• _Work instruction_: Each line in the entries that has the word "this" has to be copied.

(Data about app and page elements)

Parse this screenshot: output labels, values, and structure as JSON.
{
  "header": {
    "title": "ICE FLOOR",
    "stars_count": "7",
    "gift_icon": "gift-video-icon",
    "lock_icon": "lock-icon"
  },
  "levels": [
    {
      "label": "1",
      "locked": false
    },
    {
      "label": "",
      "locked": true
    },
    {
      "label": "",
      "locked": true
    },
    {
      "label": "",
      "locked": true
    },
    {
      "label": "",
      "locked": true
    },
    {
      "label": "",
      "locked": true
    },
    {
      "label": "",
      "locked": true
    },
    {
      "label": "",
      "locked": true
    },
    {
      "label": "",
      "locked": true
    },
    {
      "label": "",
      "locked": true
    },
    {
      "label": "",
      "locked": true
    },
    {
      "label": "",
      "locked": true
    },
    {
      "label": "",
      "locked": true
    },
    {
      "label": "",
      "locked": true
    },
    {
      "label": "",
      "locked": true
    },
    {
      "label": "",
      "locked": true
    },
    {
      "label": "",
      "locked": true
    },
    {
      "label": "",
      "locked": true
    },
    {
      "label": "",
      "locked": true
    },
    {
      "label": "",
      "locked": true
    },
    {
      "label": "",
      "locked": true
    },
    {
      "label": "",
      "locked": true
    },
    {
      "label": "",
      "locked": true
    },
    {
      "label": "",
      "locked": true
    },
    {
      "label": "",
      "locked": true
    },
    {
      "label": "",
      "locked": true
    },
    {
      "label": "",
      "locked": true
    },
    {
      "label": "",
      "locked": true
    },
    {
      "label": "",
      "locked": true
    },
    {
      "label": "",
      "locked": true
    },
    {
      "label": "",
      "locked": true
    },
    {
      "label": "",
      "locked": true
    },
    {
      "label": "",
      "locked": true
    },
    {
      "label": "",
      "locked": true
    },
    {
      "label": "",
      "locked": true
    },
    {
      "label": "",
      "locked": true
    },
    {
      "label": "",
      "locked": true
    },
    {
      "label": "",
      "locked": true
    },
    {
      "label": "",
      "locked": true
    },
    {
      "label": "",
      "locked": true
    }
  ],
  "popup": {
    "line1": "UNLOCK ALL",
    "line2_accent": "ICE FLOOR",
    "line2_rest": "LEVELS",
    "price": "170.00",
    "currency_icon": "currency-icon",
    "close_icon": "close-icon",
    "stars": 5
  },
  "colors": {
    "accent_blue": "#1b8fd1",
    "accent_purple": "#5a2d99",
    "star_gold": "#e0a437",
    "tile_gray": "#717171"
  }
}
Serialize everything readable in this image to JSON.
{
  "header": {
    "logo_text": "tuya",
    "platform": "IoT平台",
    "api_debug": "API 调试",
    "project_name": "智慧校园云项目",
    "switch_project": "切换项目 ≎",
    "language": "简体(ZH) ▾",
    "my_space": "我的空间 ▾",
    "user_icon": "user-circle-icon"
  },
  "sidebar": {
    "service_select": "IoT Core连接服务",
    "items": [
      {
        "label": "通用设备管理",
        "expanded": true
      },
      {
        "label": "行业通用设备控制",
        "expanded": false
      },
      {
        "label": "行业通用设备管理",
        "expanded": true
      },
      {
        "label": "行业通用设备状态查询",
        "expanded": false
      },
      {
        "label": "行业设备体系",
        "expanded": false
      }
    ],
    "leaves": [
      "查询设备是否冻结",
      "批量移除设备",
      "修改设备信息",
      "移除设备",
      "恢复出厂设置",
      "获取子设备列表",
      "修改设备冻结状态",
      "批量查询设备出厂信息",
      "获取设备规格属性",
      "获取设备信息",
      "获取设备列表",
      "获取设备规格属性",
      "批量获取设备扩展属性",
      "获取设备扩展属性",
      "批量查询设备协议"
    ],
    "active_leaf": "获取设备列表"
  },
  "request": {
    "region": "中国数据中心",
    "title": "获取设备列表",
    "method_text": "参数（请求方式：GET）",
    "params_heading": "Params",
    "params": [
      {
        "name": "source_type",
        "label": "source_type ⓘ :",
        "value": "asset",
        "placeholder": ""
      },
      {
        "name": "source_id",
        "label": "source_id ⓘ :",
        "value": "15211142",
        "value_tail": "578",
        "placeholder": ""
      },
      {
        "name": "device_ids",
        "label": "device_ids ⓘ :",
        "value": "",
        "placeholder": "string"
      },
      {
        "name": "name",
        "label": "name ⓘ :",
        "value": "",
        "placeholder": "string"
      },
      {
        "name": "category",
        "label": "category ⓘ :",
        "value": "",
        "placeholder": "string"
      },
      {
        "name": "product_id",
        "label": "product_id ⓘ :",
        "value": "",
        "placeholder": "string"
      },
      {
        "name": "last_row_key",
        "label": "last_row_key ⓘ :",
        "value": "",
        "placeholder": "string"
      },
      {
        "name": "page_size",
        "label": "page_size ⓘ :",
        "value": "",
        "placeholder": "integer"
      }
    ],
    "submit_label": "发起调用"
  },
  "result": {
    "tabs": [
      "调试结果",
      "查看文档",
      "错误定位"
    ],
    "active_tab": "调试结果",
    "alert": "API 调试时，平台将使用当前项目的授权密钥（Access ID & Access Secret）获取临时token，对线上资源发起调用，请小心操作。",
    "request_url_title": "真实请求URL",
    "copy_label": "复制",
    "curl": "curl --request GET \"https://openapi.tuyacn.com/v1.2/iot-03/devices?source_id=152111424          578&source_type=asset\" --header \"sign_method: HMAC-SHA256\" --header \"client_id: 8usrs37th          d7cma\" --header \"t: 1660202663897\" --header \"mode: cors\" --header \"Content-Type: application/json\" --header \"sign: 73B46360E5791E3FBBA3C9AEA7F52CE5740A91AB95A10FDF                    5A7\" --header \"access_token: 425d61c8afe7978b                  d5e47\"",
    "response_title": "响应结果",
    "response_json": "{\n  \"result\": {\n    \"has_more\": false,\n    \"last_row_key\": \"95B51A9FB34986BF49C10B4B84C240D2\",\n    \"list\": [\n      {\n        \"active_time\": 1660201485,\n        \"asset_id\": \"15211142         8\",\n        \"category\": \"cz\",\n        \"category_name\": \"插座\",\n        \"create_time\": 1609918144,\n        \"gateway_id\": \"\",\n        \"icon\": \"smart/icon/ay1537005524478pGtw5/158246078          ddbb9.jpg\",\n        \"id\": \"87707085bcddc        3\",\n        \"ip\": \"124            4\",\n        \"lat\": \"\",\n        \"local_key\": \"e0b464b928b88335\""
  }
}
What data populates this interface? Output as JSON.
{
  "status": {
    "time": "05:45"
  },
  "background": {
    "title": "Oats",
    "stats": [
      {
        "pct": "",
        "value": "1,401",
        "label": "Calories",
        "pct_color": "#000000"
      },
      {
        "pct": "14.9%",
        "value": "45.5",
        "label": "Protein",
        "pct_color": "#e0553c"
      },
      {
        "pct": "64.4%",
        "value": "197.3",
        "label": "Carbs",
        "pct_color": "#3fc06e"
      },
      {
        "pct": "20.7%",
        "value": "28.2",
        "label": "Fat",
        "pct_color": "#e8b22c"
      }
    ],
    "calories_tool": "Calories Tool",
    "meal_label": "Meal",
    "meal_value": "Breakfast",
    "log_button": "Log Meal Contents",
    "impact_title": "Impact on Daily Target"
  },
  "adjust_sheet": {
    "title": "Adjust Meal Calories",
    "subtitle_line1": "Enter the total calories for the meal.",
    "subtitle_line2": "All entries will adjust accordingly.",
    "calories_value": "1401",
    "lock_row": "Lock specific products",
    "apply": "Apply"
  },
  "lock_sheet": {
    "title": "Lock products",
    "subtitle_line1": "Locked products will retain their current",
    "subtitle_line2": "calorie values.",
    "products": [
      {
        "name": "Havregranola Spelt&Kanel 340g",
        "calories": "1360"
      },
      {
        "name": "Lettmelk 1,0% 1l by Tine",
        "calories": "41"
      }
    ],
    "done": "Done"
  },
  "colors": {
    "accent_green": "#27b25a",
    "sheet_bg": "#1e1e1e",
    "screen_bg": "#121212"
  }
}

• _Completed exercise_:
Parse this screenshot: output labels, values, and structure as JSON.
Serialize everything readable in this image to JSON.
What data populates this interface? Output as JSON.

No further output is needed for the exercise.